Is an Angle Grinder the Best Tool for Cutting Asphalt?

The answer depends on how much asphalt you want to remove. An angle grinder is the perfect tool for making small, short cuts to asphalt.

Other scenarios where you might opt for a different tool:

  • To completely clear an area of asphalt, a jackhammer would be the best option.
  • If you need to cut a small trench to bury an invisible fence wire, a circular saw with a diamond blade or a worm blade saw would be a better choice. A 10″ – 12″ inch concrete cutting saw will cut through asphalt quickly, but will produce a lot of dust and be hard on the tool.  

If you’re not sure how thick the asphalt is, dig at the edge of the pavement to see how deep it goes. For cuts deeper than 4″, rent a walk-behind circular saw. 

While other tools may do the job more quickly or effectively, angle grinders are more than up to the task of cutting asphalt. If you already have an angle grinder in your DIY arsenal, there’s no reason to splurge on a new tool. 


Angle grinders can safely be used to cut through asphalt less than four inches thick. A hard bond diamond blade is the best choice of angle grinder blade for cutting asphalt. Asphalt chunks make dangerous projectiles; take extreme care while cutting and always wear a full face shield. Thicker asphalt may not be suitable for removal with an angle grinder.
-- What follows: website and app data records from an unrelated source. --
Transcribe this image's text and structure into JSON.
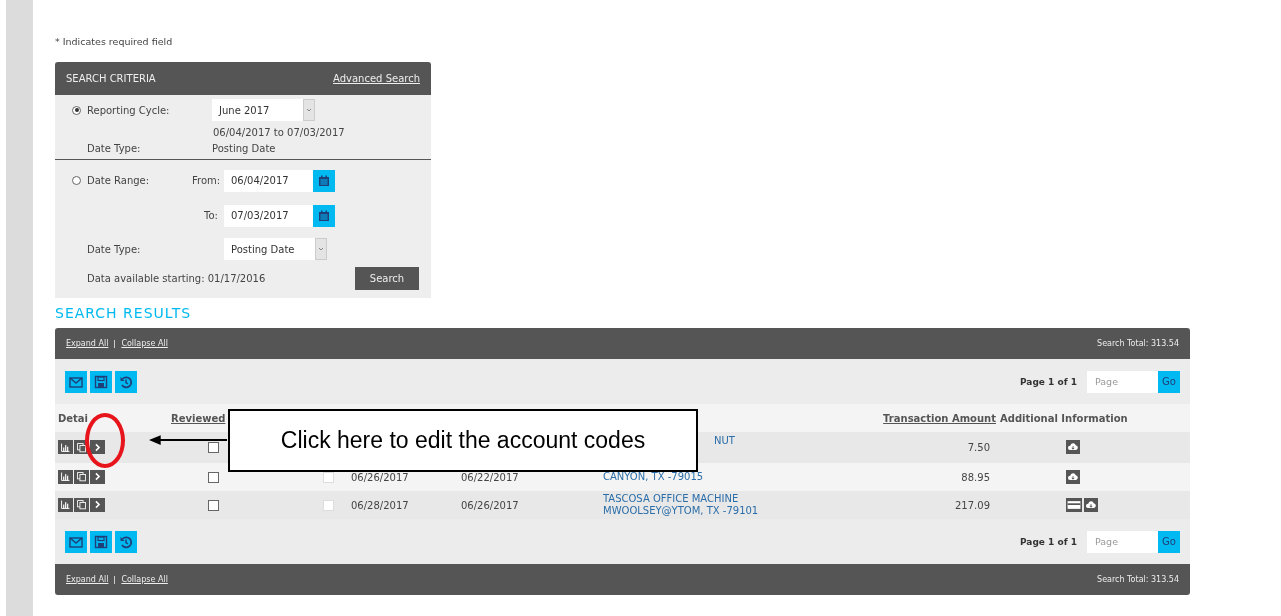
{
  "required_note": "* Indicates required field",
  "search_criteria": {
    "title": "SEARCH CRITERIA",
    "advanced_link": "Advanced Search",
    "reporting_cycle": {
      "label": "Reporting Cycle:",
      "selected": true,
      "value": "June 2017",
      "range": "06/04/2017 to 07/03/2017",
      "date_type_label": "Date Type:",
      "date_type": "Posting Date"
    },
    "date_range": {
      "label": "Date Range:",
      "selected": false,
      "from_label": "From:",
      "from": "06/04/2017",
      "to_label": "To:",
      "to": "07/03/2017",
      "date_type_label": "Date Type:",
      "date_type": "Posting Date"
    },
    "availability": "Data available starting: 01/17/2016",
    "search_button": "Search"
  },
  "results": {
    "title": "SEARCH RESULTS",
    "top_bar": {
      "expand_all": "Expand All",
      "collapse_all": "Collapse All",
      "search_total": "Search Total: 313.54"
    },
    "top_pager": {
      "label": "Page 1 of 1",
      "placeholder": "Page",
      "go": "Go"
    },
    "columns": [
      {
        "label": "Detai",
        "sortable": false
      },
      {
        "label": "Reviewed",
        "sortable": true
      },
      {
        "label": "Transaction Amount",
        "sortable": true
      },
      {
        "label": "Additional Information",
        "sortable": false
      }
    ],
    "rows": [
      {
        "reviewed": false,
        "merchant": [
          "NUT"
        ],
        "amount": "7.50",
        "info": [
          {
            "kind": "cloud"
          }
        ]
      },
      {
        "reviewed": false,
        "flag": {
          "checked": false,
          "disabled": true
        },
        "posted": "06/26/2017",
        "transaction": "06/22/2017",
        "merchant": [
          "CANYON, TX -79015"
        ],
        "amount": "88.95",
        "info": [
          {
            "kind": "cloud"
          }
        ]
      },
      {
        "reviewed": false,
        "flag": {
          "checked": false,
          "disabled": true
        },
        "posted": "06/28/2017",
        "transaction": "06/26/2017",
        "merchant": [
          "TASCOSA OFFICE MACHINE",
          "MWOOLSEY@YTOM, TX -79101"
        ],
        "amount": "217.09",
        "info": [
          {
            "kind": "card"
          },
          {
            "kind": "cloud"
          }
        ]
      }
    ],
    "bottom_pager": {
      "label": "Page 1 of 1",
      "placeholder": "Page",
      "go": "Go"
    },
    "bottom_bar": {
      "expand_all": "Expand All",
      "collapse_all": "Collapse All",
      "search_total": "Search Total: 313.54"
    }
  },
  "callout": {
    "text": "Click here to edit the account codes"
  }
}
Ellenkate grew up on job sites run by her family’s construction company. She earned her theater degree from The Hartt School, a prestigious performing arts conservatory in Connecticut. Her design and DIY work from her Chicago loft was featured in the Chicago Reader and on Apartment Therapy.